"What if the enemy can't be shocked and awed?"
4 Out Of 5 Stars
This review is from: World War Z: An Oral History of the Zombie War (Mass Market Paperback) Author Max Brooks almost pulls off a pretty neat trick in "World War Z." Borrowing liberally from George Romero and Studs Terkel, he casts himslef as the intrepid journalist traveling the globe in an effort to get first person histories from survivors of the great Zombie War that almost wipes out the human race. He sits down with the Chinese Doctor who was there when "patient zero" was discovered to the CIA agent that came to the realization to late that what the US thought was just crackdowns on Chinese dissidents was really cover-ups of the spreading plague. There's more than a little political allegory involved, with everyone from the president of the USA's Middle Eastern Policy to the state of relations in Iran, India and Pakistan.

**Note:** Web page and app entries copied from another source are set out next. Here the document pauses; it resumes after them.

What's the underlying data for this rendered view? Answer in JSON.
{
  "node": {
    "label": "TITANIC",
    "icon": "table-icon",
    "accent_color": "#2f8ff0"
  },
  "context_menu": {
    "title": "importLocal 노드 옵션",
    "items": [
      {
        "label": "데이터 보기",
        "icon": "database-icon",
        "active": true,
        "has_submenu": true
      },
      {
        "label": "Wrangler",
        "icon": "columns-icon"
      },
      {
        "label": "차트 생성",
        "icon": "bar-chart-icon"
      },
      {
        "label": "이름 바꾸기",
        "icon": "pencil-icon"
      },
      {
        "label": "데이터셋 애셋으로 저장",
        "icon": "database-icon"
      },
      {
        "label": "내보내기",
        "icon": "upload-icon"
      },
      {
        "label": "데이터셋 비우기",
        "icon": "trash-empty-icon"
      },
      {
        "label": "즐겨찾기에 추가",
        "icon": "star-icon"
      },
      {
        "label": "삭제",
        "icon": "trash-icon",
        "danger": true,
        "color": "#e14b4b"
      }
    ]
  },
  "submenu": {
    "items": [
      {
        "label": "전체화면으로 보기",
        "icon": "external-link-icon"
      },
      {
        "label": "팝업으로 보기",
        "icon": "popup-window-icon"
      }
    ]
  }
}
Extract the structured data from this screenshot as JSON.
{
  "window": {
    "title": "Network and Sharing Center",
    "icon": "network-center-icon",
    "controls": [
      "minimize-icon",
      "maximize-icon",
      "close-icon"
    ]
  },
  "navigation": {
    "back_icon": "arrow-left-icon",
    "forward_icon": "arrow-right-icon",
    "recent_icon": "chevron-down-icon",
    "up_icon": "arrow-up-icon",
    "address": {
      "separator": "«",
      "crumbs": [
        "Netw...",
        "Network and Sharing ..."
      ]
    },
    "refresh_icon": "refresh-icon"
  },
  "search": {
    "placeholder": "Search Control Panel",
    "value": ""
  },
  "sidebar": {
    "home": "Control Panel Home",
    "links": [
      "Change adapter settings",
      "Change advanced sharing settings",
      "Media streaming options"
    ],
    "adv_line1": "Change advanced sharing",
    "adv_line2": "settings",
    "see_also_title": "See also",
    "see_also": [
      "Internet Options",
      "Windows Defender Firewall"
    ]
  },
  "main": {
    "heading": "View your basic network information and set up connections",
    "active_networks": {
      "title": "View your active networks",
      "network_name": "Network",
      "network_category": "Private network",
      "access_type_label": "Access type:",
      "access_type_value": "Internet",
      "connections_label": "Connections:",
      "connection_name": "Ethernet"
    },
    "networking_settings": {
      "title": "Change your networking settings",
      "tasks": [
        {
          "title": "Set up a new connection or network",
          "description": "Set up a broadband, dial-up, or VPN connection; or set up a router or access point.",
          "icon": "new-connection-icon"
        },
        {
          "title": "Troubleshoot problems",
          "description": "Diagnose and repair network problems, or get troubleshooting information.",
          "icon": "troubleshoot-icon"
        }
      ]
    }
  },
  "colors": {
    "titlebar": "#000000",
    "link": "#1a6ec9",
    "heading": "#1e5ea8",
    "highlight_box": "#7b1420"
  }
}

Since most of the "interviews" are brief, the book keeps a good pace. Brooks wisely separates the book into segments; the beginning, the battles, the aftermath. The only, minor, flaw is that some of the interviews bleed together, as if Brooks forgot that all the characters might have different voices. This doesn't happen very often, but it is noticeable as the book goes on. However, "World War Z" is an inventive, novel take on the whole Zombie Horror genre as well as a darn good read.